Heading into the off-season, Hamilton let multiple running backs hit the open market, leaving Sutton to once again find a new landing spot.

I wouldn’t say it was difficult, but I would say it was a learning experience,” Sutton said of the last two seasons. “The things that I’ve done have led me to this incredible transformation. Going from being here for six years to learning the adversity of sudden change; going from one team for six years to three in a year and a half basically.”

I’m about to be a father too so there’s a lot of things that are happening in the correct order that have put me in position to come back to Montreal and essentially play for the hometown team.

The Alouettes have managed to completely overhaul their backfield this off-season. They had a two-back system at times in 2019, with William Stanback getting the lion’s share of touches with veteran Jeremiah Johnson providing relief for stretches. However, with the former off to the NFL and the latter reportedly mulling retirement, there was work that had to be done by Maciocia and the rest of the Als‘ front office.

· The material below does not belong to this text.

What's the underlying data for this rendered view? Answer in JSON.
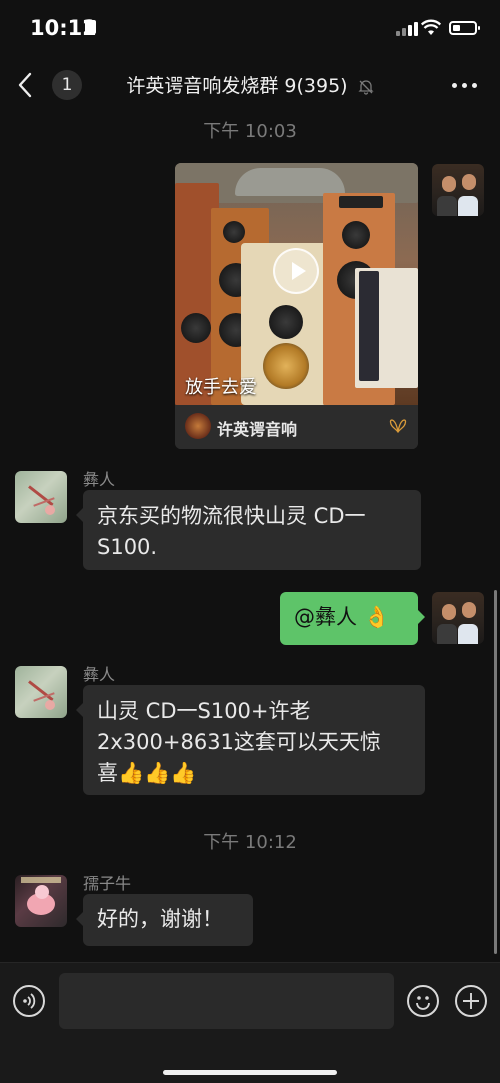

The first acquisition by the team was a big one, as they landed 2017 Most Outstanding Rookie James Wilder Jr., who was granted a release from the Toronto Argonauts on Nov. 25. Following the signing of Sutton, the Als now have a bonafide one-two punch that could impact a game at any time.

With two men who were starters at their position on different teams a year ago, the Als have to decide on a lead back for the 2020 season, but Sutton is more interested in pushing his new teammate to be the best backfield in the league.

Wilder knows what’s up, but at the same time, he knows I’m always going to build him up,” Sutton said when asked if he’s going in to compete for the starting job. “I’m always going to try and get the best out of him because the way I see it if I’m going to beat somebody, I’m going to beat you at your best; I don’t want to hear any excuses of why it happened, ‘I was this, I was that.’ I’m not going to give you that excuse. Going into camp, it’s not about beating him out, it’s about making this team better.”

We know that they had a great one-two punch in JJ (Johnson) and Stan (Stanback) last year and we’re just trying to emulate that and/or surpass that. If you see us competing, it’s to get the best out of each other and to make this team better.

Sutton has been the lone addition on the offensive side of the football for the Als since the free-agency window opened on Feb. 11. They’ve brought in 16 bodies on defence and traded for kicker Tyler Crapigna.

The team lost DeVier Posey to Hamilton, leaving Vernon Adams with one of his more prominent targets from a year ago. Sutton and Wilder should help alleviate the pressure on the passing game, as both have the ability to rumble and catch the ball out of the backfield.

We are extremely happy to be able to bring Tyrell back to the nest,” Alouettes general manager Danny Maciocia said in a statement. “In addition to being an adopted Montrealer, he wants to be a leader in the locker room, who also leads by example on the field.”

His performances at the end of the last season demonstrated that he wanted to be an excellent addition to our backfield.

Change is inevitable in the CFL, as only a handful of players have been able to stay with the organization they began their careers with.

Sutton should bring stability to the Als’ offence. When asked about how many years he has left, Sutton said that he’s focused on the season ahead and will ponder his future after that. With a baby on the way, he’s more interested in the here and now and worrying about his family.

It’s a great feeling not having to move my family, and two, being able to make the best decision for two other people involved,” Sutton said. “It’s been a huge 180 for me in the last year and a half, going from thinking only about myself to thinking about three other people; from being able to just jump across the country to any team I wanted to to trying to put down some roots for my family.